What this means for you: While Google has made an effort to filter images in its library based upon whether or not they are available for use, you should make an effort to check with the original owner of the image as Google's system is not fool proof. Likewise, as an owner of an image, you should ensure your images are properly tagged with the appropriate license information (if any) when uploading it to the Internet. Finally, with regard to the Rosetta Stone Ltd.v. Google, Inc. case, the outcome remains to be seen. However, if you choose to purchase trademarks as a keyword to trigger search engine advertising, the practice is a potentially risky proposition as it may subject the keyword buyer to a claim for trademark infringement. On the other hand, if you feel a competitor's use of your trademarks as keywords causes consumer confusion and has negatively impacted your business, you may need to actively enforce your rights.

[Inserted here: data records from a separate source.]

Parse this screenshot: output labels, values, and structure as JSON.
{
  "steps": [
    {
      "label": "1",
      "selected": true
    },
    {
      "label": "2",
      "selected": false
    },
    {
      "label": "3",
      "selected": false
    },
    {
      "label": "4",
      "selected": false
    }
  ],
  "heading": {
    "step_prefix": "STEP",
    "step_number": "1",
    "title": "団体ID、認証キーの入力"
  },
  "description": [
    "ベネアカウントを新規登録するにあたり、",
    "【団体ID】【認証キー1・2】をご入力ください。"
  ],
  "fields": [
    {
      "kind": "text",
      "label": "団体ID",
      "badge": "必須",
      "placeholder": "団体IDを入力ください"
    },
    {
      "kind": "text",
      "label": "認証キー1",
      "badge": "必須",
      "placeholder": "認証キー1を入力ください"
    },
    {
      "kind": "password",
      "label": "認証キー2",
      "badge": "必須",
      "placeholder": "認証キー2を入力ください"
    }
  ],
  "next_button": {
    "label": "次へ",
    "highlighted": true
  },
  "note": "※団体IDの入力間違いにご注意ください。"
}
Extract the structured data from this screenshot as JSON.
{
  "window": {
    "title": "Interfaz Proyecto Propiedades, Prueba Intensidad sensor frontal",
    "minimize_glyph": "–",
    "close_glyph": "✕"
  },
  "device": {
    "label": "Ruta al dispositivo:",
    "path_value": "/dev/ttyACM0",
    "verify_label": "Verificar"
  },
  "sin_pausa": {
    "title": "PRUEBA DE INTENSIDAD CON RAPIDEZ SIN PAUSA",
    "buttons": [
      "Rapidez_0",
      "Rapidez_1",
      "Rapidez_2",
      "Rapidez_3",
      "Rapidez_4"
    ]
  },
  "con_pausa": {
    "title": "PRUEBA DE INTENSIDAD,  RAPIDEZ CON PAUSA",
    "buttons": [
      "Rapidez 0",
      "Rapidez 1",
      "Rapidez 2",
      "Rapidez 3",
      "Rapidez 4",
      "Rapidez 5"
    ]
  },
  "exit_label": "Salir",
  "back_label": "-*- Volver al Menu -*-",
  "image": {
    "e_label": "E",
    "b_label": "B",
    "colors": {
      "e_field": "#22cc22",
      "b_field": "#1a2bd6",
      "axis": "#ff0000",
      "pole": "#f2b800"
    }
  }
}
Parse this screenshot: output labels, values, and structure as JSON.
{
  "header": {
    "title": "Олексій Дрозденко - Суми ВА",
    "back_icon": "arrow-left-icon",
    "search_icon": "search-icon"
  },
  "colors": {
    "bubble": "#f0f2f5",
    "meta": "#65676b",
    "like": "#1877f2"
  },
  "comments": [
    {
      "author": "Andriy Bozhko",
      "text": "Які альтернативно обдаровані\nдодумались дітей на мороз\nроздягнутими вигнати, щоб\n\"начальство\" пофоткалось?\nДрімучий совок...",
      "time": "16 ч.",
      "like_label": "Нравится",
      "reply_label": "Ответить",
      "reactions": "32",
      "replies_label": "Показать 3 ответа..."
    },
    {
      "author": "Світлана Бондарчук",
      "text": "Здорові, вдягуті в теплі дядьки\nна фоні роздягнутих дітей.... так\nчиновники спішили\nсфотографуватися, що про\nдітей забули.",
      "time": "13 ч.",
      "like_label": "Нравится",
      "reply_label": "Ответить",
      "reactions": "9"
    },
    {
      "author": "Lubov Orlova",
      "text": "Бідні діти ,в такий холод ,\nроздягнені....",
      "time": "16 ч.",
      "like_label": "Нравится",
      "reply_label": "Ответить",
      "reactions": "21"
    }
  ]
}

A Seattle Judge recently ruled in a class action suit against Microsoft that IP Addresses do not constitute Personal Identifiable Information (PII) for purposes of interpreting restrictions in a user agreement. The ruling, recently reported by Online Media Daily, runs counter to decisions and interpretations in both the EU and New Jersey.
To avoid litigation on this front, companies should consider specifically addressing the disclosure of IP addresses in privacy policies and contracts with use restrictions or permissions. While some judges may be reluctant to expand the definition of PII, the technological reality that a little information goes a long way in tracking a person will continue to be compelling.
Facebook, the social networking website, will begin allowing vanity URL's this weekend, inviting yet another opportunity for opportunistic domainers to nab your trademarks.Specifically, Facebook has announced that beginning on June 13, 2009, at 12:01 a.m. EDT, users of the Facebook website who signed up prior to June 9, 2009, will be able to assign a personalized, vanity URL to their Facebook profiles and pages. Up to now, only celebrities and others of note could assign a personalized URL to their Facebook profiles.
User names must be at least five characters in length and can only include alphanumeric characters (A to Z, 0-9) or periods.User names will be allocated on a first-come, first-serve basis to users who access www.facebook.com/username/.After selection, user names cannot be changed or transferred.
Trademark owners can protect their marks by submitting information to Facebook via an online form entitled "Preventing the Registration of a Username" which is available here. This form requests a registration number, and information is not yet available on whether use of an unregistered common-law mark can be prevented.The form provides entry of only one mark, so owners of several marks will presumably have to submit one form for each mark to be protected.
Time is short and Facebook expects a rush of requests beginning just after midnight on Friday.As with most of these online trademark matters, an ounce of prevention is worth a pound of cure, and we strongly urge all trademark holders to consider protecting their marks through the procedure outlined above